- **What to do**
Track down each line below containing the string "JSON" and copy it.

- **Data shown**

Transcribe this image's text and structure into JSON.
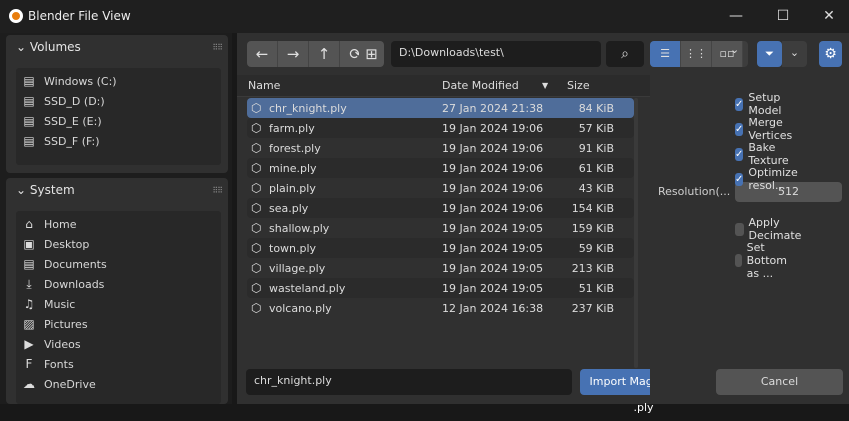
{
  "window": {
    "title": "Blender File View",
    "minimize": "—",
    "maximize": "☐",
    "close": "✕"
  },
  "sidebar": {
    "volumes": {
      "title": "Volumes",
      "items": [
        {
          "label": "Windows (C:)"
        },
        {
          "label": "SSD_D (D:)"
        },
        {
          "label": "SSD_E (E:)"
        },
        {
          "label": "SSD_F (F:)"
        }
      ]
    },
    "system": {
      "title": "System",
      "items": [
        {
          "label": "Home",
          "icon": "⌂"
        },
        {
          "label": "Desktop",
          "icon": "▣"
        },
        {
          "label": "Documents",
          "icon": "▤"
        },
        {
          "label": "Downloads",
          "icon": "⤓"
        },
        {
          "label": "Music",
          "icon": "♫"
        },
        {
          "label": "Pictures",
          "icon": "▨"
        },
        {
          "label": "Videos",
          "icon": "▶"
        },
        {
          "label": "Fonts",
          "icon": "F"
        },
        {
          "label": "OneDrive",
          "icon": "☁"
        }
      ]
    }
  },
  "toolbar": {
    "path": "D:\\Downloads\\test\\"
  },
  "columns": {
    "name": "Name",
    "date": "Date Modified",
    "size": "Size"
  },
  "files": [
    {
      "name": "chr_knight.ply",
      "date": "27 Jan 2024 21:38",
      "size": "84 KiB"
    },
    {
      "name": "farm.ply",
      "date": "19 Jan 2024 19:06",
      "size": "57 KiB"
    },
    {
      "name": "forest.ply",
      "date": "19 Jan 2024 19:06",
      "size": "91 KiB"
    },
    {
      "name": "mine.ply",
      "date": "19 Jan 2024 19:06",
      "size": "61 KiB"
    },
    {
      "name": "plain.ply",
      "date": "19 Jan 2024 19:06",
      "size": "43 KiB"
    },
    {
      "name": "sea.ply",
      "date": "19 Jan 2024 19:06",
      "size": "154 KiB"
    },
    {
      "name": "shallow.ply",
      "date": "19 Jan 2024 19:05",
      "size": "159 KiB"
    },
    {
      "name": "town.ply",
      "date": "19 Jan 2024 19:05",
      "size": "59 KiB"
    },
    {
      "name": "village.ply",
      "date": "19 Jan 2024 19:05",
      "size": "213 KiB"
    },
    {
      "name": "wasteland.ply",
      "date": "19 Jan 2024 19:05",
      "size": "51 KiB"
    },
    {
      "name": "volcano.ply",
      "date": "12 Jan 2024 16:38",
      "size": "237 KiB"
    }
  ],
  "options": {
    "setup_model": {
      "label": "Setup Model",
      "checked": true
    },
    "merge_vertices": {
      "label": "Merge Vertices",
      "checked": true
    },
    "bake_texture": {
      "label": "Bake Texture",
      "checked": true
    },
    "optimize": {
      "label": "Optimize resol...",
      "checked": true
    },
    "resolution_label": "Resolution(...",
    "resolution_value": "512",
    "apply_decimate": {
      "label": "Apply Decimate",
      "checked": false
    },
    "set_bottom": {
      "label": "Set Bottom as ...",
      "checked": false
    }
  },
  "footer": {
    "filename": "chr_knight.ply",
    "import": "Import Magicavoxel .ply",
    "cancel": "Cancel"
  }
}
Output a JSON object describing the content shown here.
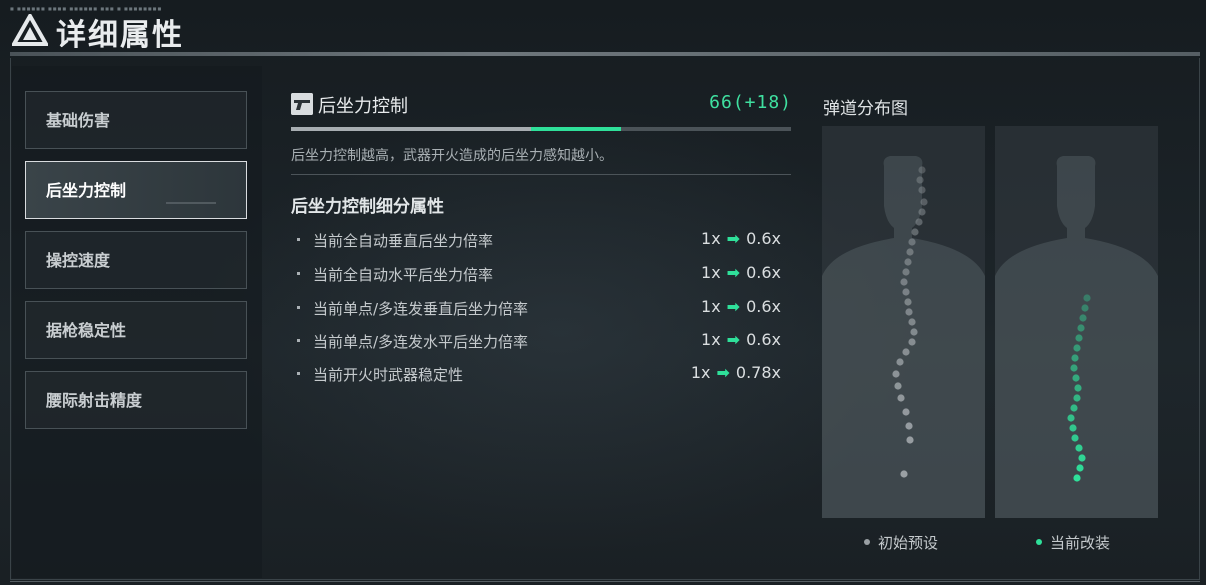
{
  "header": {
    "title": "详细属性",
    "tiny_text": "■ ■■■■■■ ■■■■ ■■■■■■ ■■■ ■ ■■■■■■■■",
    "logo_icon": "triangle-a-logo-icon"
  },
  "sidebar": {
    "items": [
      {
        "label": "基础伤害",
        "active": false
      },
      {
        "label": "后坐力控制",
        "active": true
      },
      {
        "label": "操控速度",
        "active": false
      },
      {
        "label": "据枪稳定性",
        "active": false
      },
      {
        "label": "腰际射击精度",
        "active": false
      }
    ]
  },
  "stat": {
    "icon": "pistol-icon",
    "name": "后坐力控制",
    "value": "66(+18)",
    "base_fraction": 0.48,
    "bonus_fraction": 0.18,
    "description": "后坐力控制越高，武器开火造成的后坐力感知越小。"
  },
  "detail": {
    "title": "后坐力控制细分属性",
    "rows": [
      {
        "label": "当前全自动垂直后坐力倍率",
        "from": "1x",
        "to": "0.6x"
      },
      {
        "label": "当前全自动水平后坐力倍率",
        "from": "1x",
        "to": "0.6x"
      },
      {
        "label": "当前单点/多连发垂直后坐力倍率",
        "from": "1x",
        "to": "0.6x"
      },
      {
        "label": "当前单点/多连发水平后坐力倍率",
        "from": "1x",
        "to": "0.6x"
      },
      {
        "label": "当前开火时武器稳定性",
        "from": "1x",
        "to": "0.78x"
      }
    ],
    "arrow_icon": "right-arrow-icon"
  },
  "ballistic": {
    "title": "弹道分布图",
    "legend": [
      {
        "label": "初始预设",
        "color": "#9aa0a4"
      },
      {
        "label": "当前改装",
        "color": "#2fe09a"
      }
    ]
  },
  "colors": {
    "accent": "#2fe09a",
    "base": "#a7adb1"
  }
}
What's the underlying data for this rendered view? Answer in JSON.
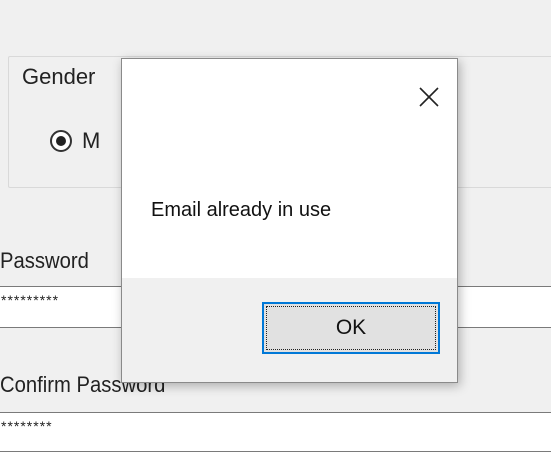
{
  "form": {
    "gender_label": "Gender",
    "gender_option_visible": "M",
    "password_label": "Password",
    "password_value": "*********",
    "confirm_password_label": "Confirm Password",
    "confirm_password_value": "********"
  },
  "dialog": {
    "message": "Email already in use",
    "ok_label": "OK",
    "close_icon": "close-icon",
    "accent_color": "#0078d7"
  }
}
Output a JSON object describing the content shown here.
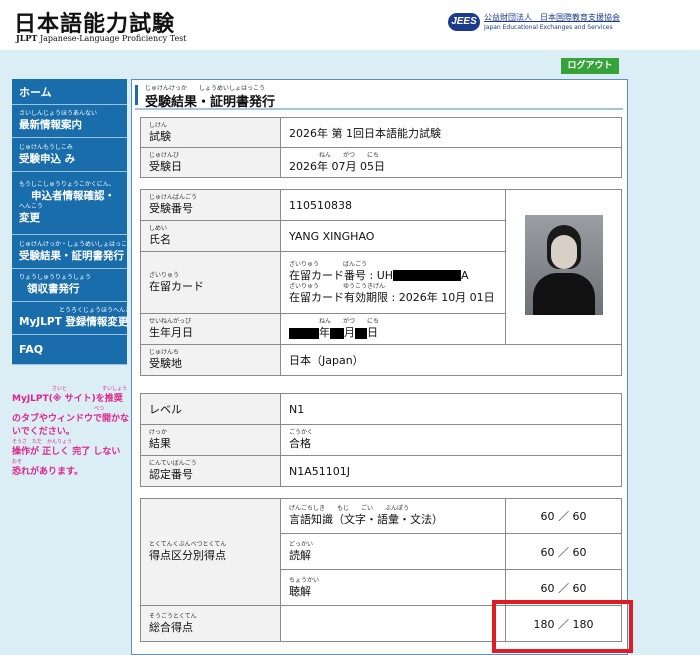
{
  "header": {
    "logo_main": "日本語能力試験",
    "logo_jlpt": "JLPT",
    "logo_en": "Japanese-Language Proficiency Test",
    "org_badge": "JEES",
    "org_name": "公益財団法人　日本国際教育支援協会",
    "org_en": "Japan Educational Exchanges and Services"
  },
  "logout_label": "ログアウト",
  "sidebar": {
    "items": [
      {
        "ruby": "",
        "label": "ホーム"
      },
      {
        "ruby": "さいしんじょうほうあんない",
        "label": "最新情報案内"
      },
      {
        "ruby": "じゅけんもうしこみ",
        "label": "受験申込 み"
      },
      {
        "ruby": "もうしこしゅうりょうこかくにん、",
        "label": "申込者情報確認・",
        "ruby2": "へんこう",
        "label2": "変更"
      },
      {
        "ruby": "じゅけんけっか・しょうめいしょはっこう",
        "label": "受験結果・証明書発行"
      },
      {
        "ruby": "りょうしゅうりょうしょう",
        "label": "領収書発行"
      },
      {
        "ruby": "とうろくじょうほうへんこう",
        "label": "MyJLPT 登録情報変更"
      },
      {
        "ruby": "",
        "label": "FAQ"
      }
    ],
    "note_lines": [
      {
        "ruby": "さいと　　　　　　　すいしょう",
        "text": "MyJLPT(※ サイト)を推奨"
      },
      {
        "ruby": "べつ",
        "text": "のタブやウィンドウで開かな"
      },
      {
        "ruby": "",
        "text": "いでください。"
      },
      {
        "ruby": "そうさ　ただ　かんりょう",
        "text": "操作が 正しく 完了 しない"
      },
      {
        "ruby": "おそ",
        "text": "恐れがあります。"
      }
    ]
  },
  "page": {
    "title_ruby": "じゅけんけっか　　しょうめいしょはっこう",
    "title": "受験結果・証明書発行"
  },
  "exam": {
    "name_ruby": "しけん",
    "name_label": "試験",
    "name_value": "2026年 第 1回日本語能力試験",
    "date_ruby": "じゅけんび",
    "date_label": "受験日",
    "date_value": "2026年 07月 05日",
    "date_value_ruby": "ねん　　がつ　　にち"
  },
  "candidate": {
    "number_ruby": "じゅけんばんごう",
    "number_label": "受験番号",
    "number_value": "110510838",
    "name_ruby": "しめい",
    "name_label": "氏名",
    "name_value": "YANG XINGHAO",
    "card_ruby": "ざいりゅう",
    "card_label": "在留カード",
    "card_line1_ruby": "ざいりゅう　　　　ばんごう",
    "card_line1_prefix": "在留カード番号 : UH",
    "card_line1_suffix": "A",
    "card_line2_ruby": "ざいりゅう　　　　ゆうこうきげん",
    "card_line2": "在留カード有効期限 : 2026年 10月 01日",
    "birth_ruby": "せいねんがっぴ",
    "birth_label": "生年月日",
    "birth_value_ruby": "ねん　　がつ　　にち",
    "birth_year_label": "年",
    "birth_month_label": "月",
    "birth_day_label": "日",
    "place_ruby": "じゅけんち",
    "place_label": "受験地",
    "place_value": "日本（Japan）"
  },
  "result": {
    "level_label": "レベル",
    "level_value": "N1",
    "result_ruby": "けっか",
    "result_label": "結果",
    "result_value_ruby": "ごうかく",
    "result_value": "合格",
    "cert_ruby": "にんていばんごう",
    "cert_label": "認定番号",
    "cert_value": "N1A51101J"
  },
  "scores": {
    "section_ruby": "とくてんくぶんべつとくてん",
    "section_label": "得点区分別得点",
    "rows": [
      {
        "ruby": "げんごちしき　　もじ　　ごい　　ぶんぽう",
        "label": "言語知識（文字・語彙・文法）",
        "score": "60 ／ 60"
      },
      {
        "ruby": "どっかい",
        "label": "読解",
        "score": "60 ／ 60"
      },
      {
        "ruby": "ちょうかい",
        "label": "聴解",
        "score": "60 ／ 60"
      }
    ],
    "total_ruby": "そうごうとくてん",
    "total_label": "総合得点",
    "total_score": "180 ／ 180"
  },
  "colors": {
    "nav_bg": "#1a6dab",
    "logout_bg": "#35a33a",
    "note_color": "#e0238a",
    "highlight_border": "#e01b24"
  }
}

- **Answer below**
Transcribe this image's text and structure into JSON.
Output a JSON object describing the content shown here.
What's the underlying data for this rendered view? Answer in JSON.
Output a JSON object describing the content shown here.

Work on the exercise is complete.